Having comorbidity of autoimmune disease generally leads to the exclusion of oncologic trials with ICI, as there are worries about more immune-related adverse events (irAEs) . “However, patients with autoimmune diseases have the potential to benefit from the use of these therapies,” commented Dr Sabina Sandigursky (New York University Langone Medical Center, USA).
The reported study investigated 84 patients with known autoimmunity who had been treated with anti-CTLA-4 and PD-1 for their cancer from 2011-2018. There were 22 patients of this group who suffered from RA. The majority was female (73%), median age was 67. When sta...
please login to read the entire article:
You need to register to read the entire article, please do so now.
« Fibromyalgia Patients Often Experienced Abuse in Childhood Next Article
Depression Closely Related to Fatigue in SLE Patients »
Table of Contents: ACR 2019
Spotlight on Rheumatoid Arthritis
What is Hot in Systemic Lupus Erythematosus
Spondyloarthritis – the Beat Goes On
Osteoarthritis – State-of-the-Art
Reproductive Issues in Rheumatic Disease
Vasculitis – Novel Treatment Modalities
Best of the Posters
Necessary cookies are absolutely essential for the website to function properly. This category only includes cookies that ensures basic functionalities and security features of the website. These cookies do not store any personal information.

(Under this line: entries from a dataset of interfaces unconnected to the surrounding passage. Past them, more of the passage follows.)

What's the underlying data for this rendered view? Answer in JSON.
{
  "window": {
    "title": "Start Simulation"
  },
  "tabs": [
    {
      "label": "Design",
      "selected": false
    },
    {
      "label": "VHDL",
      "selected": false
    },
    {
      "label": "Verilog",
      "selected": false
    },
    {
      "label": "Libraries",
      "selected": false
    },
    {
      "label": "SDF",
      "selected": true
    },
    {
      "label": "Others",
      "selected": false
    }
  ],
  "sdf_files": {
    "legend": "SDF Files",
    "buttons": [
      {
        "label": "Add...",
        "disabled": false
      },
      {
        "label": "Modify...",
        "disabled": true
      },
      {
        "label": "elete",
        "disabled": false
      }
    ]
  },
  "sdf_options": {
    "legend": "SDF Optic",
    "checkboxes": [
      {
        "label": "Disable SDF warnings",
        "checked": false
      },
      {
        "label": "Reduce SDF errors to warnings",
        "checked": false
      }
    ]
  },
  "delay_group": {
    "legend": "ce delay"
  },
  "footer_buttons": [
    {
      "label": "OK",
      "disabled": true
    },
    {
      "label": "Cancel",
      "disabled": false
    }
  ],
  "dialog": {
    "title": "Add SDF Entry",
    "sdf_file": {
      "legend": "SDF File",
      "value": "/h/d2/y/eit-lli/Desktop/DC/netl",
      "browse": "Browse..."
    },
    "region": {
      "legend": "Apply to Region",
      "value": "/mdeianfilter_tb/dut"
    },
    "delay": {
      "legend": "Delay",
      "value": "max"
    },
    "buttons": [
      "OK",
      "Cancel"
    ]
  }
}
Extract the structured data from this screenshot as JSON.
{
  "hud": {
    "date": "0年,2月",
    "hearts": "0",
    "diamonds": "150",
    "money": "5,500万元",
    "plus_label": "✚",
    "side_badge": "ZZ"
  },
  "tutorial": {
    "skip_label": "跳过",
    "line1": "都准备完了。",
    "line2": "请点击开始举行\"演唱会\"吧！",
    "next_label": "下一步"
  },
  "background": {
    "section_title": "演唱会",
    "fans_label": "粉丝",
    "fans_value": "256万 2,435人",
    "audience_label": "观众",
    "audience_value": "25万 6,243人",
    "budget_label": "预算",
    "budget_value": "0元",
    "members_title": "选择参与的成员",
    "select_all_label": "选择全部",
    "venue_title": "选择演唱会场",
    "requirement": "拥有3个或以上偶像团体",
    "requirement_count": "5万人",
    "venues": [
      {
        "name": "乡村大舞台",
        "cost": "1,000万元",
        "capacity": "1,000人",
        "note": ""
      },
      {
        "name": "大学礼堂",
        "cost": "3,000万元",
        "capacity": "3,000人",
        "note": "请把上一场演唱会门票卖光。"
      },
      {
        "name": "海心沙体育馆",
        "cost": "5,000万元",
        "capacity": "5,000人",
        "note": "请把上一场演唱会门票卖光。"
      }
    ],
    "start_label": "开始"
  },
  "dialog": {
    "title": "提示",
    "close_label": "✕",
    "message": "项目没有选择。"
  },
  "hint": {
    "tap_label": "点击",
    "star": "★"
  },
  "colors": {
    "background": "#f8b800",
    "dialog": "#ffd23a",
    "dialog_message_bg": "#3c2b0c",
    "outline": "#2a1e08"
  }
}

Any cookies that may not be particularly necessary for the website to function and is used specifically to collect user personal data via analytics, ads, other embedded contents are termed as non-necessary cookies. It is mandatory to procure user consent prior to running these cookies on your website.